Requirement: For every record that follows, write out the text exactly and omit the picture, if one is present.

Task inputs:

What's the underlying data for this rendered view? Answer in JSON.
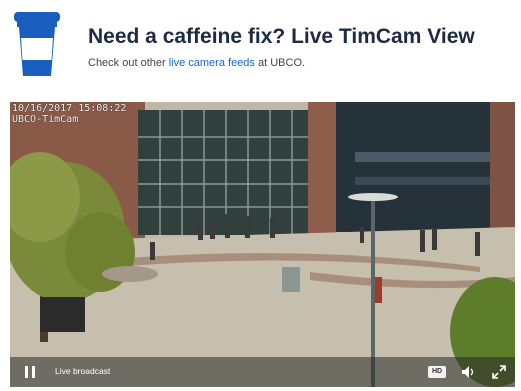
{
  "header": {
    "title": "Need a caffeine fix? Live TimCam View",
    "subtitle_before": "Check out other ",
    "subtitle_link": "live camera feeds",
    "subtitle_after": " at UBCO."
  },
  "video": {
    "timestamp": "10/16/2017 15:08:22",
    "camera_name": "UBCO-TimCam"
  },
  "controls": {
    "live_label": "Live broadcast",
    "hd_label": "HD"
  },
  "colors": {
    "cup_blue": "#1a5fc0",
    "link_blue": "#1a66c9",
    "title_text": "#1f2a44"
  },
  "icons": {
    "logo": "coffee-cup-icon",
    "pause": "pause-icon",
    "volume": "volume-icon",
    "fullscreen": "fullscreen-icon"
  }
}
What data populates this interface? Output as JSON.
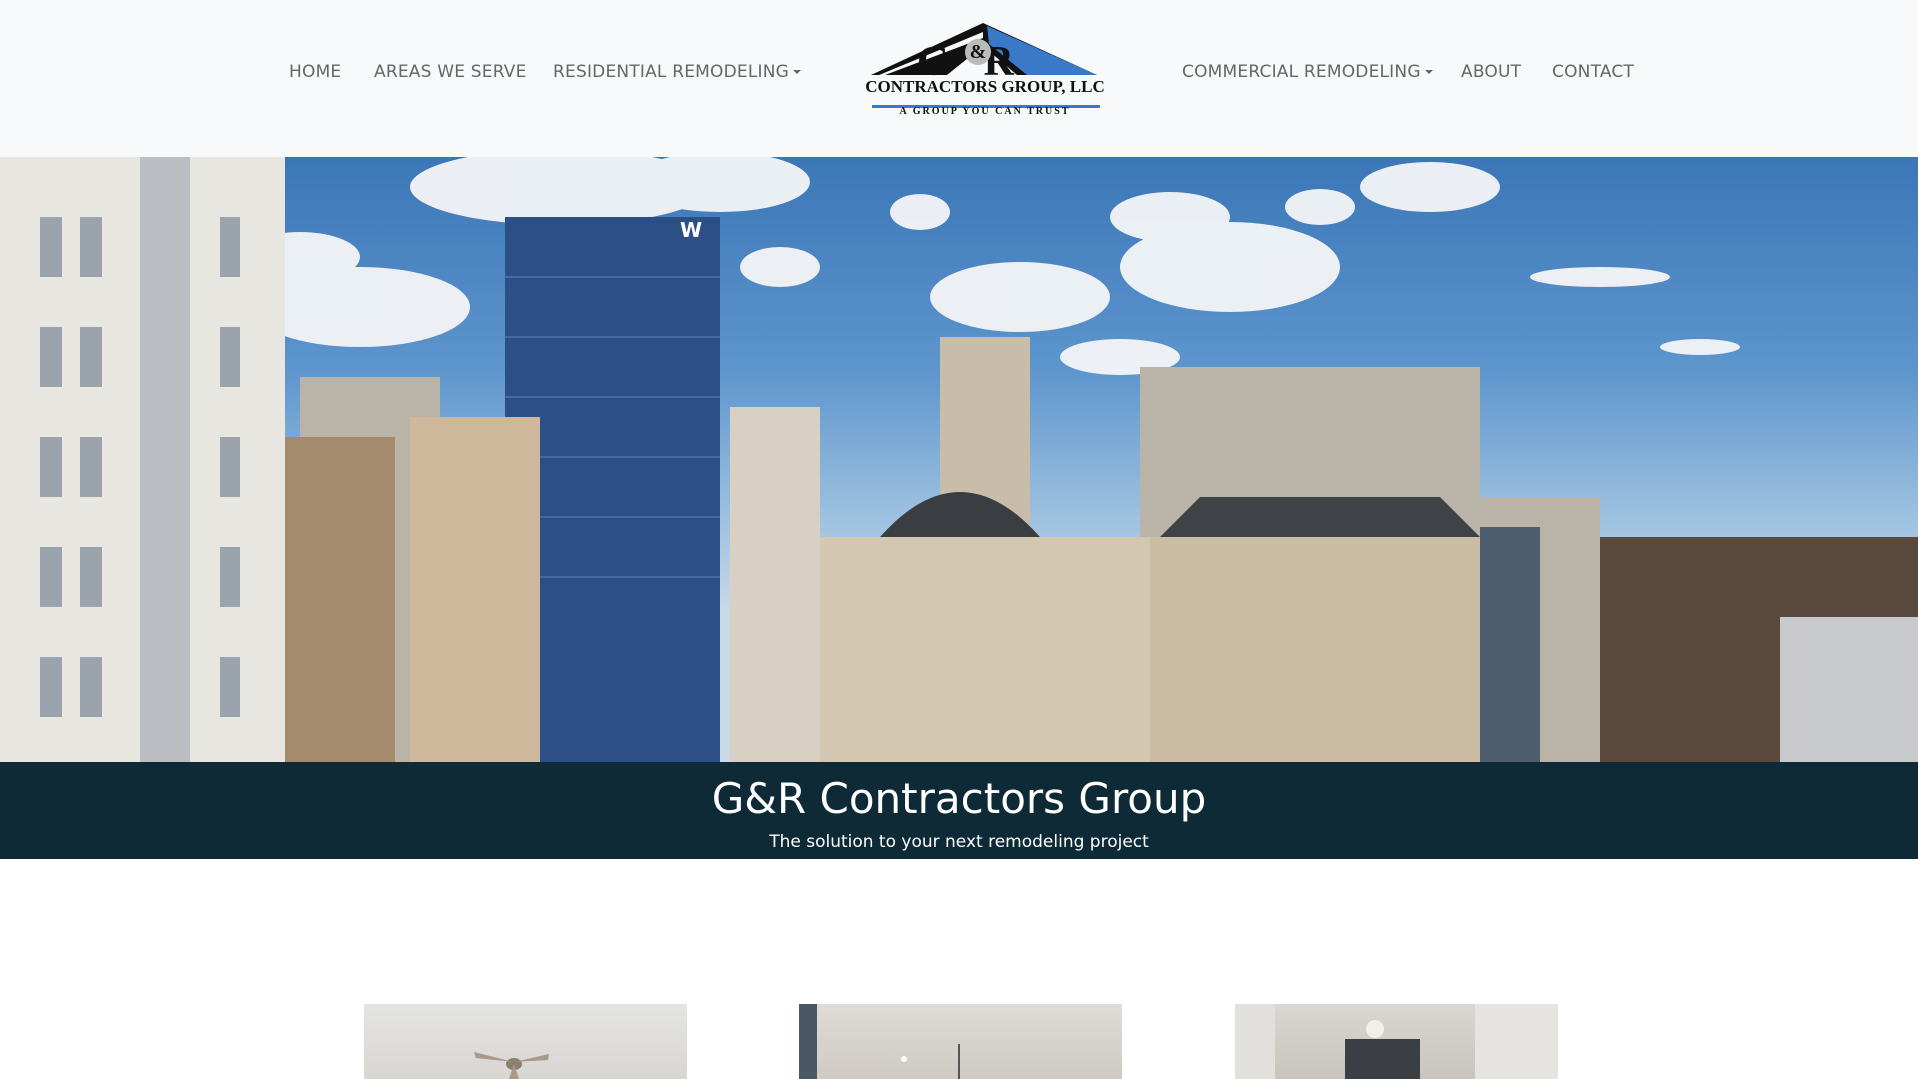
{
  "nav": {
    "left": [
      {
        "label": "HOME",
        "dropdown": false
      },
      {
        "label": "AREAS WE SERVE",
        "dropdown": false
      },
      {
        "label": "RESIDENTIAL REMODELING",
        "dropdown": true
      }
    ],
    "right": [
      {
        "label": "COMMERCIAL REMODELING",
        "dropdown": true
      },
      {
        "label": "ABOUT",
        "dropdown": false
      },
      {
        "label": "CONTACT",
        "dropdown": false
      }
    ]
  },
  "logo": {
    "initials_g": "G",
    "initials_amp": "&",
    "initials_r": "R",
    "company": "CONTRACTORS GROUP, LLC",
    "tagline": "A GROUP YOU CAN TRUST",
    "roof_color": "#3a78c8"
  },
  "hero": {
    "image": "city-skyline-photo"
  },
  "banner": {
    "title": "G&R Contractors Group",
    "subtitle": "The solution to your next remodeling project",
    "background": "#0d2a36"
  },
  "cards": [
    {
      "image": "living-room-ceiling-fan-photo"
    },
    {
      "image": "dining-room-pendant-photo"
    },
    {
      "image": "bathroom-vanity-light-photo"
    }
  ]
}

Response:
What's the underlying data for this rendered view? Answer in JSON.
{
  "header": {
    "title": "Need a caffeine fix? Live TimCam View",
    "subtitle_before": "Check out other ",
    "subtitle_link": "live camera feeds",
    "subtitle_after": " at UBCO."
  },
  "video": {
    "timestamp": "10/16/2017 15:08:22",
    "camera_name": "UBCO-TimCam"
  },
  "controls": {
    "live_label": "Live broadcast",
    "hd_label": "HD"
  },
  "colors": {
    "cup_blue": "#1a5fc0",
    "link_blue": "#1a66c9",
    "title_text": "#1f2a44"
  },
  "icons": {
    "logo": "coffee-cup-icon",
    "pause": "pause-icon",
    "volume": "volume-icon",
    "fullscreen": "fullscreen-icon"
  }
}
What data populates this interface? Output as JSON.
{
  "nav": {
    "left": [
      {
        "label": "HOME",
        "dropdown": false
      },
      {
        "label": "AREAS WE SERVE",
        "dropdown": false
      },
      {
        "label": "RESIDENTIAL REMODELING",
        "dropdown": true
      }
    ],
    "right": [
      {
        "label": "COMMERCIAL REMODELING",
        "dropdown": true
      },
      {
        "label": "ABOUT",
        "dropdown": false
      },
      {
        "label": "CONTACT",
        "dropdown": false
      }
    ]
  },
  "logo": {
    "initials_g": "G",
    "initials_amp": "&",
    "initials_r": "R",
    "company": "CONTRACTORS GROUP, LLC",
    "tagline": "A GROUP YOU CAN TRUST",
    "roof_color": "#3a78c8"
  },
  "hero": {
    "image": "city-skyline-photo"
  },
  "banner": {
    "title": "G&R Contractors Group",
    "subtitle": "The solution to your next remodeling project",
    "background": "#0d2a36"
  },
  "cards": [
    {
      "image": "living-room-ceiling-fan-photo"
    },
    {
      "image": "dining-room-pendant-photo"
    },
    {
      "image": "bathroom-vanity-light-photo"
    }
  ]
}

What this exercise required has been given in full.